We are a commune of inquiring, skeptical, politically centrist, capitalist, anglophile, traditionalist New England Yankee humans, humanoids, and animals with many interests beyond and above politics. Each of us has had a high-school education (or GED), but all had ADD so didn't pay attention very well, especially the dogs. Each one of us does "try my best to be just like I am," and none of us enjoys working for others, including for Maggie, from whom we receive neither a nickel nor a dime. Freedom from nags, cranks, government, do-gooders, control-freaks and idiots is all that we ask for.
We took the high-speed AVE train from Madrid to Seville. 310 k/hr, smooth as silk, utterly quiet, large comfy seats, and with stewardesses serving drinks and snacks. Just one stop, in Cordoba. Reservations are required because these trains are always sold out.
Later, we took the same train north to Cordoba.
Madrid train station. It even has a turtle pond.
Andalusian countryside from the train. It is dry, and 90% olive orchards.
MADRID to Seville, surely, especially if you stopped in Cordoba. Milan to Seville would be something else entirely (interesting trip, for sure, but three separate countries). But the AVE is a great train.
We went from Malaga to Seville to Madrid then Barcelona. Lovely train system, but get progressively shabbier the closer you get to the French border.

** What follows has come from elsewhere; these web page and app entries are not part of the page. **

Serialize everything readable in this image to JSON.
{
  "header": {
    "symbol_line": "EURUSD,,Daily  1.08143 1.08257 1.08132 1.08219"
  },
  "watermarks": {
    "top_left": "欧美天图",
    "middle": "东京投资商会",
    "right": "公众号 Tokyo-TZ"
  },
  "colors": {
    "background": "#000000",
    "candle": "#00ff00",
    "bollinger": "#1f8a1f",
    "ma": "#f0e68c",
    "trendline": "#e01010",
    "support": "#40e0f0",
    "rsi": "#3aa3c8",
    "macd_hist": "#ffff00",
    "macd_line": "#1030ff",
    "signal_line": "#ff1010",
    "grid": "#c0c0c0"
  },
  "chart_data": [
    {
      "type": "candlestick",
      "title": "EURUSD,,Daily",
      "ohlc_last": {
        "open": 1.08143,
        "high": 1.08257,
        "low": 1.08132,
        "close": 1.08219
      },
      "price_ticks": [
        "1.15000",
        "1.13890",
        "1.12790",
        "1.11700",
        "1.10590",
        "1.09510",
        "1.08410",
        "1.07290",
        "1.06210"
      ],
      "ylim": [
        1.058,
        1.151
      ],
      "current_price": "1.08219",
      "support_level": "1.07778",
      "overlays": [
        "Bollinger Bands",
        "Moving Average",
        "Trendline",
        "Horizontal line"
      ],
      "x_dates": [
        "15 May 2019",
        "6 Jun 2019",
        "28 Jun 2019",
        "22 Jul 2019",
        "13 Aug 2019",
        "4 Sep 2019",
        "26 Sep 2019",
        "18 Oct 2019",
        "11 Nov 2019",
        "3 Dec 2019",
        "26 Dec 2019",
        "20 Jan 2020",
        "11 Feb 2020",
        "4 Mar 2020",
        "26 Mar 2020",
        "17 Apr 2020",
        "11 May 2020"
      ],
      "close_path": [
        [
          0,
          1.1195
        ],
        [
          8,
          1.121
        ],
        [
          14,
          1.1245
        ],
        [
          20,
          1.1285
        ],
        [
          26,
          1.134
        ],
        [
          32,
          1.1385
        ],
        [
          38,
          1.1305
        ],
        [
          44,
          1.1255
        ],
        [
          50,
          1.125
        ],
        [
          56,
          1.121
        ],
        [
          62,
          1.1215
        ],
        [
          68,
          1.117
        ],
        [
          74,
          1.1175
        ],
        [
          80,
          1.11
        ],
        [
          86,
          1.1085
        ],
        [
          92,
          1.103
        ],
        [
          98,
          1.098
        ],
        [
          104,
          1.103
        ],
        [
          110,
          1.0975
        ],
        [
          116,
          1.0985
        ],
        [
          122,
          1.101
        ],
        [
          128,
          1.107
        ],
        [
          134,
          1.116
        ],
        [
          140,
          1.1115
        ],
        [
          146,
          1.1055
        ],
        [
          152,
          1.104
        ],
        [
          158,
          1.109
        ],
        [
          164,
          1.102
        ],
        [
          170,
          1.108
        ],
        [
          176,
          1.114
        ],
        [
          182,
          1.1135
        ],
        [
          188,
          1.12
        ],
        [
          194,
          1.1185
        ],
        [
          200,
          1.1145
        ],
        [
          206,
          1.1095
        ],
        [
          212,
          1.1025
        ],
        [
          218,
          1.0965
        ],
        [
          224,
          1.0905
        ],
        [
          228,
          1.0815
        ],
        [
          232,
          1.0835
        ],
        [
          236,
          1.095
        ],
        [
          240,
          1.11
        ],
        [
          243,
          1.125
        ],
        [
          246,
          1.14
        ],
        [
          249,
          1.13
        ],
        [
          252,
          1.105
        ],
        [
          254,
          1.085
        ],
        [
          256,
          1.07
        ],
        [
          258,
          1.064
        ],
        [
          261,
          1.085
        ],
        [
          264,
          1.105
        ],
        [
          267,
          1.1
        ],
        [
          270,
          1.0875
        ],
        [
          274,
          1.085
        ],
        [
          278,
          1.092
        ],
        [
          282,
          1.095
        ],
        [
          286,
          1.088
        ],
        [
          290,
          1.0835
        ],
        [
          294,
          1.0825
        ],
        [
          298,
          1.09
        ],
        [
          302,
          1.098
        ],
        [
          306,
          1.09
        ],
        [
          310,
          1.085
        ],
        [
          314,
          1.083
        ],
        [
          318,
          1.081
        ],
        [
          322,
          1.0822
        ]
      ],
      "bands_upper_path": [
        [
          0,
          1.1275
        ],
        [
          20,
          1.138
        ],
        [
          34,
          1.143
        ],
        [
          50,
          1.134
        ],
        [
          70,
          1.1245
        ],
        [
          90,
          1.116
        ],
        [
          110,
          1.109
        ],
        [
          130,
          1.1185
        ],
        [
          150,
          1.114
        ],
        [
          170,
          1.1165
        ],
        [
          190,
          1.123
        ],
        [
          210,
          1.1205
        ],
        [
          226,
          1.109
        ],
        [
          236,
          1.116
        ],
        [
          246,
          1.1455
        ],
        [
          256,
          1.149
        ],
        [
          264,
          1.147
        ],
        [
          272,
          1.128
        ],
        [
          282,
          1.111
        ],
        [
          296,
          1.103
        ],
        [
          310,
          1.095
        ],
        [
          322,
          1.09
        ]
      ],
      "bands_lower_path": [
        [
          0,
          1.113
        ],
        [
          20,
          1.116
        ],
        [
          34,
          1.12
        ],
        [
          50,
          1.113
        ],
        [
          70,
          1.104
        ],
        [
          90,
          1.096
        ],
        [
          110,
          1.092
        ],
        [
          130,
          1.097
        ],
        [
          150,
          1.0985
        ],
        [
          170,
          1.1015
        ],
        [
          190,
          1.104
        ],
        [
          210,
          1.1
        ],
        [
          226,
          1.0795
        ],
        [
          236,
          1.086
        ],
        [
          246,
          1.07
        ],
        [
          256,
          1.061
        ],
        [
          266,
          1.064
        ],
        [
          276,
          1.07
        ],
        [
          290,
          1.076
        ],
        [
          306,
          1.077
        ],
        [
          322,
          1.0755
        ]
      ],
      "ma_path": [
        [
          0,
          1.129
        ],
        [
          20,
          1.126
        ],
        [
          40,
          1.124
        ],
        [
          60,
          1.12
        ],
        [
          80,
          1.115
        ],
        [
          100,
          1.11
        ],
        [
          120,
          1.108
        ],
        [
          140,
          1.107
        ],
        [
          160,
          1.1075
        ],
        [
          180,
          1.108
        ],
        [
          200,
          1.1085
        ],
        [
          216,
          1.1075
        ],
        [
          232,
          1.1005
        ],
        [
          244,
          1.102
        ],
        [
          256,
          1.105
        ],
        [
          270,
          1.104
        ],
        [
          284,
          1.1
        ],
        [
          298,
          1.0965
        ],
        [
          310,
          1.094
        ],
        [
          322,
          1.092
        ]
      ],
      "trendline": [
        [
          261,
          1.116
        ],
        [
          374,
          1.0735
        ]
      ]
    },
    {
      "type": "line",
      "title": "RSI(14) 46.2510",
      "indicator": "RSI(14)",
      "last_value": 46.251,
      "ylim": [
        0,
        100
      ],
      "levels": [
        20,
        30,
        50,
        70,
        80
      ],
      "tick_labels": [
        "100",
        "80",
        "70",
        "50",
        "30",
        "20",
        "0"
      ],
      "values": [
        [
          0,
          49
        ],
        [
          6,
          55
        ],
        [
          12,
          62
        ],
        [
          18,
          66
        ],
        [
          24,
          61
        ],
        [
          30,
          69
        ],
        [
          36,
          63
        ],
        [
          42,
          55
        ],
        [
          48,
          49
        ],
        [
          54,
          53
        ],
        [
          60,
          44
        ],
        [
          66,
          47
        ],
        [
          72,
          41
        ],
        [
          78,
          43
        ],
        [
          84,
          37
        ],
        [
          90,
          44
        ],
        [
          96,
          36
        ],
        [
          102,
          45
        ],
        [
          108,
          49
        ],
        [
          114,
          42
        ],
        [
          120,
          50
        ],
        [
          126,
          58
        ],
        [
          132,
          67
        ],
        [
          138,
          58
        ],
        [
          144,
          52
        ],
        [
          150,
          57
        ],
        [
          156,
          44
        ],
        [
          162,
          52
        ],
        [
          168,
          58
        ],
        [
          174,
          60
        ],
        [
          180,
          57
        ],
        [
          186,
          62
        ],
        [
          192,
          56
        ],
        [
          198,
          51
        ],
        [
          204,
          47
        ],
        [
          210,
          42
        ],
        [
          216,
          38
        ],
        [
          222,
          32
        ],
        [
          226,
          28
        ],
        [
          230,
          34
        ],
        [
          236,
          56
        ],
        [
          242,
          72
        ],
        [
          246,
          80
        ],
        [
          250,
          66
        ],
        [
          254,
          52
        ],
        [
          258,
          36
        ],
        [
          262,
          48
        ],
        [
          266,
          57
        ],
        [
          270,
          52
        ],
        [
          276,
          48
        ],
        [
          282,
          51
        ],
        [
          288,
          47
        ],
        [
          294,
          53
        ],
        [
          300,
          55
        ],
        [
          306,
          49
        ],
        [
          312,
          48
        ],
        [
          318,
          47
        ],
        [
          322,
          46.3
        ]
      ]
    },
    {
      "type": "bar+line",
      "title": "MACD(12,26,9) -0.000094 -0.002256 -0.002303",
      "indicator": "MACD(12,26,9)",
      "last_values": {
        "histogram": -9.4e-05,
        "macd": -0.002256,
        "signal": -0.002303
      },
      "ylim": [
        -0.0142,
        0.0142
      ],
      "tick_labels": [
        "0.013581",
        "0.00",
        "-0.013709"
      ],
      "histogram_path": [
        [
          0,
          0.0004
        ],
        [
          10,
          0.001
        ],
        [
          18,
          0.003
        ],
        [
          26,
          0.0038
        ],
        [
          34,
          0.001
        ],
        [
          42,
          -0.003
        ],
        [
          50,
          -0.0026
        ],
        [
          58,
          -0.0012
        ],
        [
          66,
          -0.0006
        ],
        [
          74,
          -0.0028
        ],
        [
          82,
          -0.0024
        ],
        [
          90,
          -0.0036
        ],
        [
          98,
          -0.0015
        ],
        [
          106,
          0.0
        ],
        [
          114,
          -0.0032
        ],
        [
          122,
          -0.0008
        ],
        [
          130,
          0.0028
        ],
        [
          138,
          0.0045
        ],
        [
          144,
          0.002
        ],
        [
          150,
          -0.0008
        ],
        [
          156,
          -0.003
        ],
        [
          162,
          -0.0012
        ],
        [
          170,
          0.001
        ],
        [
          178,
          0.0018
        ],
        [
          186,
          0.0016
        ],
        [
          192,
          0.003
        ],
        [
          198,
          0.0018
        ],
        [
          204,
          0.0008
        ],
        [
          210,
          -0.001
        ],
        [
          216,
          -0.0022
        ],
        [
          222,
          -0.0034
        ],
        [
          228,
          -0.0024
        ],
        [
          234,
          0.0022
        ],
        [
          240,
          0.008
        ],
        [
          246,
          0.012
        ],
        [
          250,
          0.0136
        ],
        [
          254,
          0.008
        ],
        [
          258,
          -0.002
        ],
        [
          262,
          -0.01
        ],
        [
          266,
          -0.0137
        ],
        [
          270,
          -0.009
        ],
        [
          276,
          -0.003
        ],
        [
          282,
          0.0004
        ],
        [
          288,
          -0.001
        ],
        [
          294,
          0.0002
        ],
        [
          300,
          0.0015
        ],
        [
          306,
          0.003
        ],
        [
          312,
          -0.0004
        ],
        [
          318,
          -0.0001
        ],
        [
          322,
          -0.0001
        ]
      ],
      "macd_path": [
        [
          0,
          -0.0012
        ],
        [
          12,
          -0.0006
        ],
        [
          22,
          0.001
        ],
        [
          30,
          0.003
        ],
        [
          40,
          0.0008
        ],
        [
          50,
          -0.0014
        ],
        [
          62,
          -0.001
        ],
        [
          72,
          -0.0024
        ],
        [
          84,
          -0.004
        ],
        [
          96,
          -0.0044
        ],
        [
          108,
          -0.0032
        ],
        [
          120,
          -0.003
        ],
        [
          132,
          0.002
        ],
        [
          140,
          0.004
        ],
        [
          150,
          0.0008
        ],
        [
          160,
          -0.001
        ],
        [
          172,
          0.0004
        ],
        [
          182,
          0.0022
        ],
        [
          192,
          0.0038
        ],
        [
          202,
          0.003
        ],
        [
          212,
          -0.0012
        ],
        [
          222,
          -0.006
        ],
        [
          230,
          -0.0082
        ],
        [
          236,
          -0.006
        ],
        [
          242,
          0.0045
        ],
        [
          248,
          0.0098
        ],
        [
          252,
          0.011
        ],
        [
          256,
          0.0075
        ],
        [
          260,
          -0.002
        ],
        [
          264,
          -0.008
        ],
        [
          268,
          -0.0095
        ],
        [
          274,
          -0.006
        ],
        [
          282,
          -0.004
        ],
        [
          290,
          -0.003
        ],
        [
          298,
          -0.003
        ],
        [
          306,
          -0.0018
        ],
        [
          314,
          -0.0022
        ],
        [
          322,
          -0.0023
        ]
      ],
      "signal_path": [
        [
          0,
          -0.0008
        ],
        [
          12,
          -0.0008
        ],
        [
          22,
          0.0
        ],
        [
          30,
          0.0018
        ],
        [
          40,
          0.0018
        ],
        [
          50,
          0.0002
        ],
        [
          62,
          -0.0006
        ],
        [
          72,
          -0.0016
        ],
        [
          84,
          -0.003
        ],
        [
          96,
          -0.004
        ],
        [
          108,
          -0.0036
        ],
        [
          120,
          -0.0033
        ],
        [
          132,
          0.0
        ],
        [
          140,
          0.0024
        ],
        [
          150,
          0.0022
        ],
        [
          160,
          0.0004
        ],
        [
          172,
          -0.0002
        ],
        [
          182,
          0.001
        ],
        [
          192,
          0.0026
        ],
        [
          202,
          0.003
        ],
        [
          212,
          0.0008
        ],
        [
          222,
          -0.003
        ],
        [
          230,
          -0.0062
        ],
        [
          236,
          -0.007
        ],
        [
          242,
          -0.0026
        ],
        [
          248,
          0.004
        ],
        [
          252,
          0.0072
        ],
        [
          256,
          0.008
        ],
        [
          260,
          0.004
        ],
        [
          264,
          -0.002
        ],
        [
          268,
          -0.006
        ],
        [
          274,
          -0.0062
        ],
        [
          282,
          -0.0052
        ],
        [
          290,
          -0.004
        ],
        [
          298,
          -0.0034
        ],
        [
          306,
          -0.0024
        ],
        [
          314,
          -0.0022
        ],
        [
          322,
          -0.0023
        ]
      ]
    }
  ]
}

The last trip from Barcelona to Nice was on the Talgo, the train Spain uses for poor relatives and refugees.
If I don't have to pay for the impossibly expensive capital construction costs, and I can get subsidized tickets, as I can in Europe, hight speed rail makes all kinds of sense for me. For the Europeans subsidizing my ticket, it makes no sense whatsoever. But rail almost never makes sense, and almost never can recover its actual costs based on ticket sales, it requires subsidizes, and usually huge subsidies.
So, I am not for high speed rail in the US, since I will have to pay for it through the federal, and possibly state and local tax subsidies. I am all for it in other nations too stupid to realize what a bad idea it is.
You beat me to it, but your comments are spot on. It is hard to find a realistic assessment of the costs of trains (including high speed trains) because they are a mixture of capital costs and operating costs, and people tend to overlook the capital costs. But the analyses I have seen all tend to say that they are big-time money losers. With environmental rules, prevailing wage laws, etc, driving up the costs, it is only going to get worse.